  2. (Up-to-date) contact information, namely: an address; history of the company; a phone number; names and possibly a short biography of the key people running the website – even if you are working in your own in a garage, put your name and tell me who you are.
  3. A well thought out design – it doesn’t have to be fancy, just look as if it was not designed in a day. Basically I just want to know you ain’t going to steal my money.
  4. Copyright dates that are current – this is a small thing, but attention to detail!
  5. Fresh content – a company blog can help here; ideally you want to avoid the web equivalent of the sun bleached items in a corner shop window.
  6. Good spelling and grammar – I’m no expert on this (as you may have noticed) but getting this correct is very important. Spelling in particular.
  7. Secure account login – you may look cheap if you have not coughed out for an SSL certificate; they ain’t that expensive (although being an SSL certificate distributor seems like a licence to print money if you ask me).
  8. The ability to NOT send me a password reminder – I almost cry when I see a site that offers to send me my password via email, as I then know they are storing my password as text in their database somewhere. I can then only imagine what they will do with my credit card details.
  9. A payment system that I don’t have to navigate away from the site to hand over my money, if I don’t want to – some folk are happy with PayPal, I’m still suspicious!
  10. Easy to access help, specifically on: delivery, customer service, and returns.
  11. No links into your site from pop-up ads on external websites.

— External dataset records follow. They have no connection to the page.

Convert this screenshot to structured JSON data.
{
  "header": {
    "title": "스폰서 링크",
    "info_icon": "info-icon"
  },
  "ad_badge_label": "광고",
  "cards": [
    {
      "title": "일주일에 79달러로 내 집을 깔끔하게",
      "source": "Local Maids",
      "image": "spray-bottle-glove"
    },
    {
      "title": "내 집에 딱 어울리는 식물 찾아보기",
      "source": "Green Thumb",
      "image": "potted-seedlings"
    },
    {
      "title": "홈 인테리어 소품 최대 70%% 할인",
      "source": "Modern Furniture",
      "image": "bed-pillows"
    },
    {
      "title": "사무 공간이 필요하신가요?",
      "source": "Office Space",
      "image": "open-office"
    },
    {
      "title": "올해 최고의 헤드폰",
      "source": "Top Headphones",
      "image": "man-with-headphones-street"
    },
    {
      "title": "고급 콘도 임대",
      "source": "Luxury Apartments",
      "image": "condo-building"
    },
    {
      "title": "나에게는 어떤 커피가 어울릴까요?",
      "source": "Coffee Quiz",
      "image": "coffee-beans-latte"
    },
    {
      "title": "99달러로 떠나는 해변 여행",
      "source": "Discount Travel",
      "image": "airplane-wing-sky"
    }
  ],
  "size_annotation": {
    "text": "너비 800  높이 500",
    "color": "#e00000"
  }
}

Focusing on point 3 above in more detail. I understand an innovative website design can cost you a fair bit of money, as graphic designers are not cheap.  As an alternative to expensive design, at least avoid the following:

  1. Pop-ups – a no brainer.
  2. Free hosting – especially hosting supported by ads of any kind.
  3. Poor font choice.
  4. A template based design that several of your competitors are also using – you need to stand out, not blend in.
  5. Writing company biographies in the third-person narrative – LAME.
  6. An entry page with no purpose – it’s rare these days but you still see it.
  7. Using Flash, but not fixing the back button to work as expected.
  8. Input fields that are not long enough to take a typical string, i.e. a credit card box that you can’t fit all the numbers of your card in without scrolling, WTF, how can you double check your number?
  9. Items that are not aligned on the page, but should be – c’mon this doesn’t take long to fix.

The days of amateur design are numbered for those wishing to make a living online.  As more companies make online services available, and give the consumer a choice, then the less likely anyone is going to trust a site that lacks attention to detail.  In my eyes the design does not have to be innovative, it just has to appear safe and trustworthy – obviously eye catching design brings with it attention, that I’m not denying, but it does wear off.  So what key factors do you look for in the design of a website and what is likely to send you running in the opposite direction?

(Update: I was just listening to the boagworld podcast and it happens to mention something that ties in with this quite nicely. So check out the link to find out ways to make your site feel safe).